“The single most important part of that ruling is the fact that Apple will be free to raise any objections, without any restrictions, against Motorola’s demands if and when a court will have to determine the appropriate FRAND royalty rate in the future,” Mueller explains. “Assuming for the sake of the argument that it turns out that Motorola’s termination of the Qualcomm agreement with respect to Apple was not allowed (either based on contract law alone, or on contract law in conjunction with antitrust law), the offer to take a license that Motorola’s German litigation and enforcement activities — combined with the very patent-holder-friendly stance of certain German judges — forced Apple to make could result in Motorola ‘double-dipping’ on the iPhone 4S, getting paid by Qualcomm on the one hand and Apple on the other hand, for the very same use of the very same patents.”
“On the basis of this assumption, Motorola would have used the huge leverage that the enforcement of an injunction represents for what would amount to downright extortion. Extortion is the use of illegitimate leverage in order to receive something one isn’t actually entitled to,” Mueller writes, “Just this week, the EU’s antitrust chief, European Commission Vice President Joaquín Almunia, told the European Parliament that “hold-up” by owners of standard-essential patents is not acceptable.”

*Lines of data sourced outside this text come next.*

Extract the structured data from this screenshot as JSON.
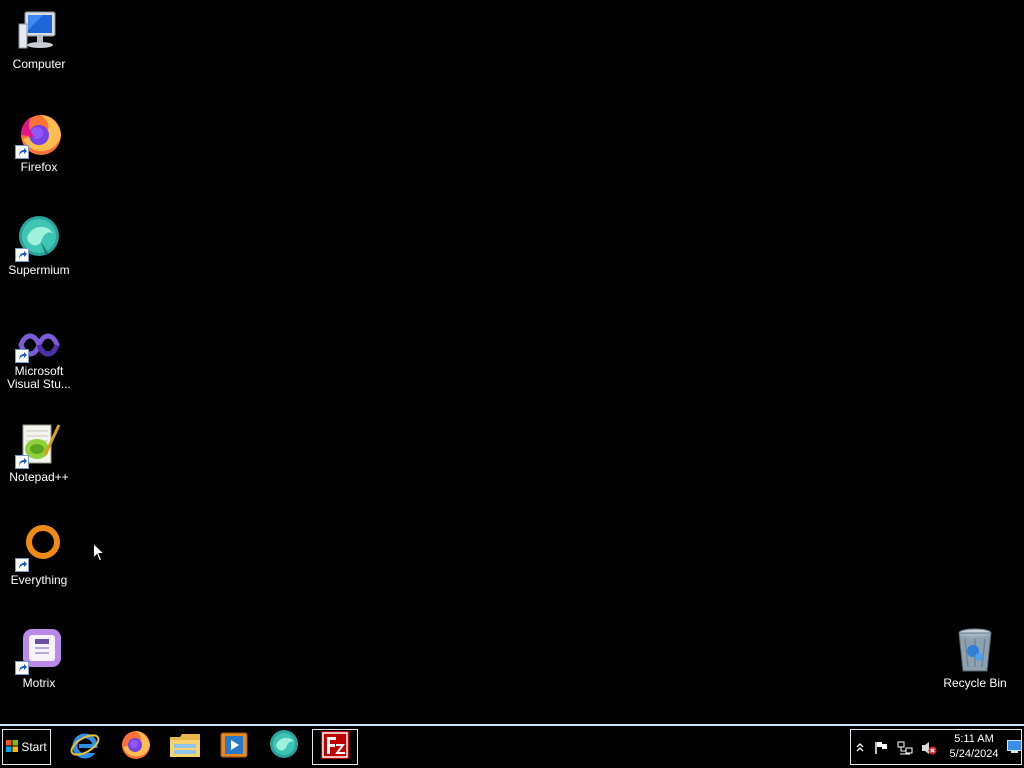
{
  "desktop": {
    "icons": [
      {
        "label": "Computer",
        "icon": "computer-icon"
      },
      {
        "label": "Firefox",
        "icon": "firefox-icon"
      },
      {
        "label": "Supermium",
        "icon": "supermium-icon"
      },
      {
        "label": "Microsoft Visual Stu...",
        "icon": "visual-studio-icon"
      },
      {
        "label": "Notepad++",
        "icon": "notepad-plus-plus-icon"
      },
      {
        "label": "Everything",
        "icon": "everything-icon"
      },
      {
        "label": "Motrix",
        "icon": "motrix-icon"
      },
      {
        "label": "Recycle Bin",
        "icon": "recycle-bin-icon"
      }
    ]
  },
  "taskbar": {
    "start_label": "Start",
    "pinned": [
      {
        "icon": "internet-explorer-icon"
      },
      {
        "icon": "firefox-icon"
      },
      {
        "icon": "file-explorer-icon"
      },
      {
        "icon": "media-player-icon"
      },
      {
        "icon": "supermium-icon"
      },
      {
        "icon": "filezilla-icon",
        "active": true
      }
    ],
    "tray": {
      "icons": [
        "show-hidden-icons-icon",
        "action-center-flag-icon",
        "network-icon",
        "volume-muted-icon"
      ],
      "time": "5:11 AM",
      "date": "5/24/2024"
    }
  },
  "colors": {
    "desktop_background": "#000000",
    "taskbar_border": "#cfe6f4",
    "filezilla_red": "#bf0000"
  }
}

Read more in the full article here.
[Thanks to MacDailyNews Reader “Fred Mertz” for the heads up.]